### WHAT TO DO
The output should be exactly the lines from the one containing "Decode this image" through the last line of the records, and only those.

── DATA SECTION

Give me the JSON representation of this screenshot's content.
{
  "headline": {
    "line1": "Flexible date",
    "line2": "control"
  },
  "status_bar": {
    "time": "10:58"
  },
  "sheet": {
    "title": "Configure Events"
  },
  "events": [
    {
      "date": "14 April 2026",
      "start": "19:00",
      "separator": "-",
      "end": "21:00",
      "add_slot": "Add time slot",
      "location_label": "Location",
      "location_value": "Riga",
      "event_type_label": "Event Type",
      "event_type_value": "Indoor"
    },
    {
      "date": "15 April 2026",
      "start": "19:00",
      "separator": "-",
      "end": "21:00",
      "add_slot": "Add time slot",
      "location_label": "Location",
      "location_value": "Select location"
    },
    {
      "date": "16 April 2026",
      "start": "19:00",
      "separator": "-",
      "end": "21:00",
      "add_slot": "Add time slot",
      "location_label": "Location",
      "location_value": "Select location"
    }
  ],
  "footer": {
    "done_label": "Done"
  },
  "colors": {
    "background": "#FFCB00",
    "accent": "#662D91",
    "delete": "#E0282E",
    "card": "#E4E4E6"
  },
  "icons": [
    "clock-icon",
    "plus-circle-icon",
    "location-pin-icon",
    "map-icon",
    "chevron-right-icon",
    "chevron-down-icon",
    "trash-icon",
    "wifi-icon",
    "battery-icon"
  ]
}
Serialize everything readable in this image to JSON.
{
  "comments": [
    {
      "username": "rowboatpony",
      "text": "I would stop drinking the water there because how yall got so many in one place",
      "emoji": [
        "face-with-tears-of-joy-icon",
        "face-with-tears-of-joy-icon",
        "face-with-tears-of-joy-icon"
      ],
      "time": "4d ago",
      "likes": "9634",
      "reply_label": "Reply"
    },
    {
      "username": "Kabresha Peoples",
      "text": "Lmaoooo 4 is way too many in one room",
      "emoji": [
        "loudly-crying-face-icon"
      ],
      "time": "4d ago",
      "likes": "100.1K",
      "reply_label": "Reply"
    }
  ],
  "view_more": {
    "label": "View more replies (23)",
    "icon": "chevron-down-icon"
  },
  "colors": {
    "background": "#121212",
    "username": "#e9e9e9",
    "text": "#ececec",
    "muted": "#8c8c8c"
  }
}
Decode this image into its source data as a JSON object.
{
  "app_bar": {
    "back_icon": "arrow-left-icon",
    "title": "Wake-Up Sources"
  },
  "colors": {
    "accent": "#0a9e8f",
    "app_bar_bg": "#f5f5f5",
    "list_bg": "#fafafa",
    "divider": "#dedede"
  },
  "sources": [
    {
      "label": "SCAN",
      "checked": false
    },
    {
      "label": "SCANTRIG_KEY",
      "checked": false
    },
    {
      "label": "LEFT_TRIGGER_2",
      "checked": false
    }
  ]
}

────

### FINISHED EXERCISE
Decode this image into its source data as a JSON object.
{
  "app_bar": {
    "back_icon": "arrow-left-icon",
    "title": "Wake-Up Sources"
  },
  "colors": {
    "accent": "#0a9e8f",
    "app_bar_bg": "#f5f5f5",
    "list_bg": "#fafafa",
    "divider": "#dedede"
  },
  "sources": [
    {
      "label": "SCAN",
      "checked": false
    },
    {
      "label": "SCANTRIG_KEY",
      "checked": false
    },
    {
      "label": "LEFT_TRIGGER_2",
      "checked": false
    }
  ]
}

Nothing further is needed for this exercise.